The reason for this is if you just had yearly goals, you wouldn’t have a tangible action plan to achieve said goals. They’d just exist as a ticking clock, but otherwise wouldn’t offer any steps or ways to actually complete the goal.

That’s why you want to add in weekly and monthly goals as well. These become little milestones that not only keep you on track, but also give you the feeling that you are achieving things and making progress, an important sensation for anyone trying to write enormous stories.

Use a Ritual to Stay Devoted

Finally, you’ll want to create a writing ritual to keep yourself devoted.

The writer’s ritual works as the glue for your ideal writing life. It works by triggering yourself to be in the “writing mode” by using sensory cues that you repeat in a certain order every single time you are getting ready to write.

For some, this may mean writing at the same exact time every day, but for others it may mean lighting a candle and playing the same music every time to get them focused.

Whatever it is, be sure to implement this writer’s ritual into your ideal writing life so that even on the days you are feeling uninspired, you can overcome this lack of inspiration with the jolt of a ritual.

Bringing it All Together

Now that you’ve assessed your goals and dreams, your dream writing life, and other features like the other stories you wish to consume, take some time to write out a dream schedule – be it daily or weekly – that focuses on achieving this dream writing life.

Incorporate things like the ritual and the stories you plan to consume, ignoring any obligations like work, friends, or family. This might seem harsh, but you want to envision how to make your ideal writing life possible first and foremost, then adapt it to reality.

The steps you established for your ideal writing life and dreams will serve as the schedule for said writing life, but remember, this doesn’t have to be a daily occurrence. It can be a weekly schedule you stick to or monthly goals you strive for when time permits.

The key here is that you stay devoted to crafting your ideal storytelling life, filling it with your dreams and goals and anything else that enhances your storytelling skills.
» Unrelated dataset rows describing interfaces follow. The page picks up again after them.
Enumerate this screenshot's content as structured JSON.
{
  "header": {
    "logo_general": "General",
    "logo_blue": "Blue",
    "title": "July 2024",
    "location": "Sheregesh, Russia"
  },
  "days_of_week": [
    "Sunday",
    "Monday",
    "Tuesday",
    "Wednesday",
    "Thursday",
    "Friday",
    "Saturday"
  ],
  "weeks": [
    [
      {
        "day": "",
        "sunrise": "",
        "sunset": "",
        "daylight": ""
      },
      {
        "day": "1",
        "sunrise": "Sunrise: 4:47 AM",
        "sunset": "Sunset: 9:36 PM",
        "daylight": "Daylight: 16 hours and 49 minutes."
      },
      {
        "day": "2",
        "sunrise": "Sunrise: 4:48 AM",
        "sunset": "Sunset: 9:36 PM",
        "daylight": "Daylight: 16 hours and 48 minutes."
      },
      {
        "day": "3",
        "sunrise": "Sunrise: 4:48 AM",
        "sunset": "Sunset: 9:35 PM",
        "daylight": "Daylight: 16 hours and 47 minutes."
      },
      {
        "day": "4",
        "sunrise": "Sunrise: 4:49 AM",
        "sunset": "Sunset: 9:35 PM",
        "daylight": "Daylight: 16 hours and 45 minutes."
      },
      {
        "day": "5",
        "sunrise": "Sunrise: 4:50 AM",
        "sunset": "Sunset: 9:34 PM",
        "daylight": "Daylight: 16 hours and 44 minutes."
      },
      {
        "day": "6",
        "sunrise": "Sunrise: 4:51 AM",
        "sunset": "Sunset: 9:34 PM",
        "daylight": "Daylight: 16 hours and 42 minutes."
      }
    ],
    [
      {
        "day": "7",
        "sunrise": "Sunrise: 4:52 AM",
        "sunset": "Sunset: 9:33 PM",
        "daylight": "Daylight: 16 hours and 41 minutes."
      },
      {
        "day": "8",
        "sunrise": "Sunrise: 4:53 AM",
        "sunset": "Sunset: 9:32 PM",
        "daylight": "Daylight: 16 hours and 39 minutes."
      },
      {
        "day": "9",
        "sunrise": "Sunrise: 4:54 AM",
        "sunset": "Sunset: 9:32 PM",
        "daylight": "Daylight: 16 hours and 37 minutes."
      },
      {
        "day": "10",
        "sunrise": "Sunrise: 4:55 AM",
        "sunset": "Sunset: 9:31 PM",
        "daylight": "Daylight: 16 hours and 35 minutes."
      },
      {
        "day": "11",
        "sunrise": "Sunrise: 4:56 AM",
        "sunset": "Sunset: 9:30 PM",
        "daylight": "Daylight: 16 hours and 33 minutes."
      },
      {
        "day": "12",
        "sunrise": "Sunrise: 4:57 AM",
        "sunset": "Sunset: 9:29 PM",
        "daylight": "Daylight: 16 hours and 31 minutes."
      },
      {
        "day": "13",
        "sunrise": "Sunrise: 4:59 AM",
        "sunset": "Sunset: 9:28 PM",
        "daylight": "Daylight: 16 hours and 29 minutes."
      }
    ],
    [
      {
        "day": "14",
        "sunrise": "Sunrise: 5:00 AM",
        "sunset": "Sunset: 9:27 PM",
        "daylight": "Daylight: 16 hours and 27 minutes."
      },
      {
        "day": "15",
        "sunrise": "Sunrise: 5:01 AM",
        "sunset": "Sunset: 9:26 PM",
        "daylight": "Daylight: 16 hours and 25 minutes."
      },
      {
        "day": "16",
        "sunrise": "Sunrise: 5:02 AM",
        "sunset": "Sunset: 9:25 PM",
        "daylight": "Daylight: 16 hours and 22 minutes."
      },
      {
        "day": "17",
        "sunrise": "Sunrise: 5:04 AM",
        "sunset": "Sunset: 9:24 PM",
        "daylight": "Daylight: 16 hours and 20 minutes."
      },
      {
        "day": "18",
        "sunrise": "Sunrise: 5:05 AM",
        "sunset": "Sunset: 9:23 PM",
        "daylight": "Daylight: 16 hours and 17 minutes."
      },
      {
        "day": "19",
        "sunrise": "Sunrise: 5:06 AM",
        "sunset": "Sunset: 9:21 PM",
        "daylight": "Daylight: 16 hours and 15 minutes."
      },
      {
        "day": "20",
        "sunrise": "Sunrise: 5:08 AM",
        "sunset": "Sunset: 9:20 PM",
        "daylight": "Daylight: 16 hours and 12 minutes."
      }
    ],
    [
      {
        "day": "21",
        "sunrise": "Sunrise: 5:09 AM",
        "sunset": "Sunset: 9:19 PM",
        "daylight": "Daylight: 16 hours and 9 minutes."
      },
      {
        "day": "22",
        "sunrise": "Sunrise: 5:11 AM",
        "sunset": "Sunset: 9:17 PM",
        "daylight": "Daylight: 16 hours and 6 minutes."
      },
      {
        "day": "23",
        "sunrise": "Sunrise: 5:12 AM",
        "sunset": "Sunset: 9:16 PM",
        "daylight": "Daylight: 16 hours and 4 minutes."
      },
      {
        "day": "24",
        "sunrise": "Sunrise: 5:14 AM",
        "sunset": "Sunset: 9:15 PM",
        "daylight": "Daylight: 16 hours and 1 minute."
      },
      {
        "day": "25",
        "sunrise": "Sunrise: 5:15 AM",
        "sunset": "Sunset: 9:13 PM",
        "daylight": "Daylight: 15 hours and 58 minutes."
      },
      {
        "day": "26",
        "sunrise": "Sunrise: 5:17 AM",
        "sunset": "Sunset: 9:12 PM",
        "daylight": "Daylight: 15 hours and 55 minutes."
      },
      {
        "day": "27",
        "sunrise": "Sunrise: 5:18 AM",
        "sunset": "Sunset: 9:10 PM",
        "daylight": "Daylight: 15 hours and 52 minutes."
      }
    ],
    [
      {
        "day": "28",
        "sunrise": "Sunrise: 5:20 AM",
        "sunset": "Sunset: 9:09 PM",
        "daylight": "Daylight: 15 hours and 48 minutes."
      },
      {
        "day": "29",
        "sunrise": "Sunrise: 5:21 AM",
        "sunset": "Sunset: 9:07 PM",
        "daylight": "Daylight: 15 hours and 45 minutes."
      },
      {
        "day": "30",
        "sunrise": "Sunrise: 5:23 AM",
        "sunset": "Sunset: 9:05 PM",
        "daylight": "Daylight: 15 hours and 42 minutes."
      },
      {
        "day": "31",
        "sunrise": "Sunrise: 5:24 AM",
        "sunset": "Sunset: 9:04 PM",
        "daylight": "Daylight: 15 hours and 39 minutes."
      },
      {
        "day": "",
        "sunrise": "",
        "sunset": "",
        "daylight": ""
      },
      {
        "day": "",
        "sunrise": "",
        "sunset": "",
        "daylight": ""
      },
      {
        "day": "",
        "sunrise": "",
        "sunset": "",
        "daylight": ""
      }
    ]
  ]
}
So, tell me in the comments below – what is your ideal writing life?

PrepworkEmma Welsh